Stored dataset items:
:::::
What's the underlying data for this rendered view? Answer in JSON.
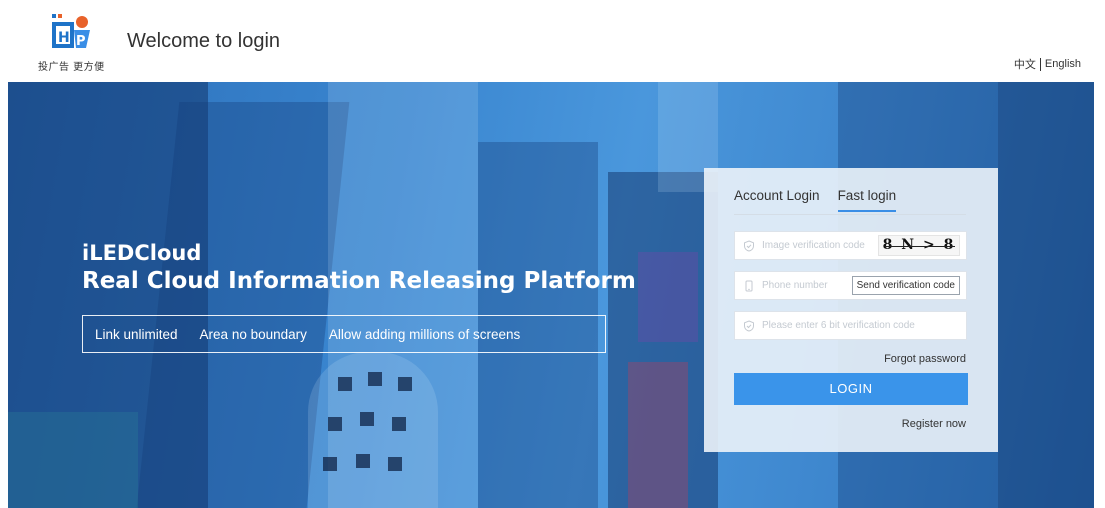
{
  "header": {
    "logo_tagline": "投广告 更方便",
    "welcome": "Welcome to login",
    "languages": [
      "中文",
      "English"
    ]
  },
  "hero": {
    "brand_name": "iLEDCloud",
    "platform_title": "Real Cloud Information Releasing Platform",
    "features": [
      "Link unlimited",
      "Area no boundary",
      "Allow adding millions of screens"
    ]
  },
  "login": {
    "tabs": [
      {
        "label": "Account Login",
        "active": false
      },
      {
        "label": "Fast login",
        "active": true
      }
    ],
    "image_code_placeholder": "Image verification code",
    "captcha_text": "8 N > 8",
    "phone_placeholder": "Phone number",
    "send_code_label": "Send verification code",
    "sms_code_placeholder": "Please enter 6 bit verification code",
    "forgot_label": "Forgot password",
    "login_label": "LOGIN",
    "register_label": "Register now"
  },
  "colors": {
    "accent": "#3a94ea",
    "hero_blue": "#3a86d0"
  }
}
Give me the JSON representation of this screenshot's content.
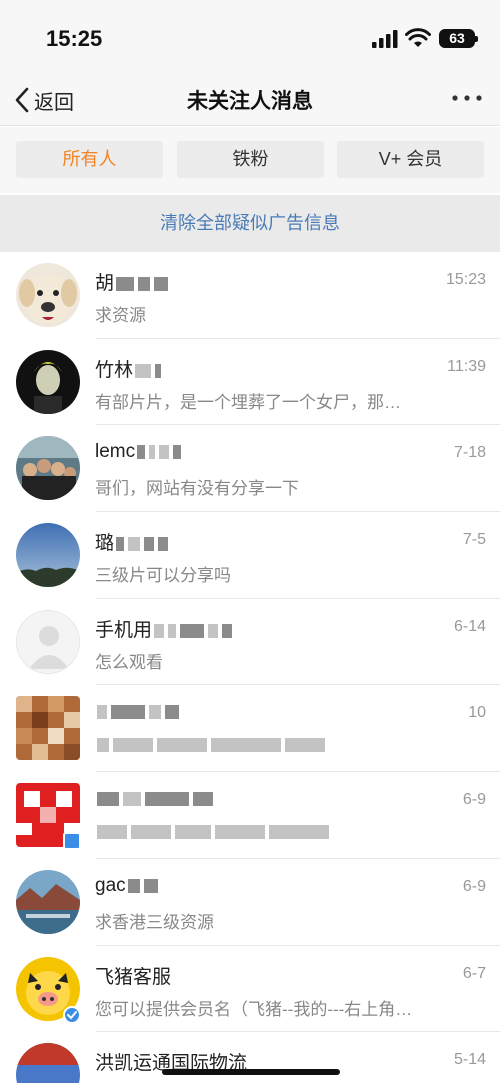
{
  "status_bar": {
    "time": "15:25",
    "battery": "63"
  },
  "nav": {
    "back_label": "返回",
    "title": "未关注人消息"
  },
  "tabs": [
    {
      "label": "所有人",
      "active": true
    },
    {
      "label": "铁粉",
      "active": false
    },
    {
      "label": "V+ 会员",
      "active": false
    }
  ],
  "clear_banner": "清除全部疑似广告信息",
  "conversations": [
    {
      "name": "胡",
      "message": "求资源",
      "time": "15:23"
    },
    {
      "name": "竹林",
      "message": "有部片片，是一个埋葬了一个女尸，那…",
      "time": "11:39"
    },
    {
      "name": "lemc",
      "message": "哥们，网站有没有分享一下",
      "time": "7-18"
    },
    {
      "name": "璐",
      "message": "三级片可以分享吗",
      "time": "7-5"
    },
    {
      "name": "手机用",
      "message": "怎么观看",
      "time": "6-14"
    },
    {
      "name": "",
      "message": "",
      "time": "10"
    },
    {
      "name": "",
      "message": "",
      "time": "6-9"
    },
    {
      "name": "gac",
      "message": "求香港三级资源",
      "time": "6-9"
    },
    {
      "name": "飞猪客服",
      "message": "您可以提供会员名（飞猪--我的---右上角…",
      "time": "6-7"
    },
    {
      "name": "洪凯运通国际物流",
      "message": "",
      "time": "5-14"
    }
  ],
  "colors": {
    "accent": "#f58220",
    "link": "#4a7bb5",
    "verified": "#3a8ee6"
  }
}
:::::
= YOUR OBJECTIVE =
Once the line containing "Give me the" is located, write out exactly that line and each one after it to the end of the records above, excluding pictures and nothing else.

= EXERCISE RESULT =
Give me the JSON representation of this screenshot's content.
{
  "status_bar": {
    "time": "15:25",
    "battery": "63"
  },
  "nav": {
    "back_label": "返回",
    "title": "未关注人消息"
  },
  "tabs": [
    {
      "label": "所有人",
      "active": true
    },
    {
      "label": "铁粉",
      "active": false
    },
    {
      "label": "V+ 会员",
      "active": false
    }
  ],
  "clear_banner": "清除全部疑似广告信息",
  "conversations": [
    {
      "name": "胡",
      "message": "求资源",
      "time": "15:23"
    },
    {
      "name": "竹林",
      "message": "有部片片，是一个埋葬了一个女尸，那…",
      "time": "11:39"
    },
    {
      "name": "lemc",
      "message": "哥们，网站有没有分享一下",
      "time": "7-18"
    },
    {
      "name": "璐",
      "message": "三级片可以分享吗",
      "time": "7-5"
    },
    {
      "name": "手机用",
      "message": "怎么观看",
      "time": "6-14"
    },
    {
      "name": "",
      "message": "",
      "time": "10"
    },
    {
      "name": "",
      "message": "",
      "time": "6-9"
    },
    {
      "name": "gac",
      "message": "求香港三级资源",
      "time": "6-9"
    },
    {
      "name": "飞猪客服",
      "message": "您可以提供会员名（飞猪--我的---右上角…",
      "time": "6-7"
    },
    {
      "name": "洪凯运通国际物流",
      "message": "",
      "time": "5-14"
    }
  ],
  "colors": {
    "accent": "#f58220",
    "link": "#4a7bb5",
    "verified": "#3a8ee6"
  }
}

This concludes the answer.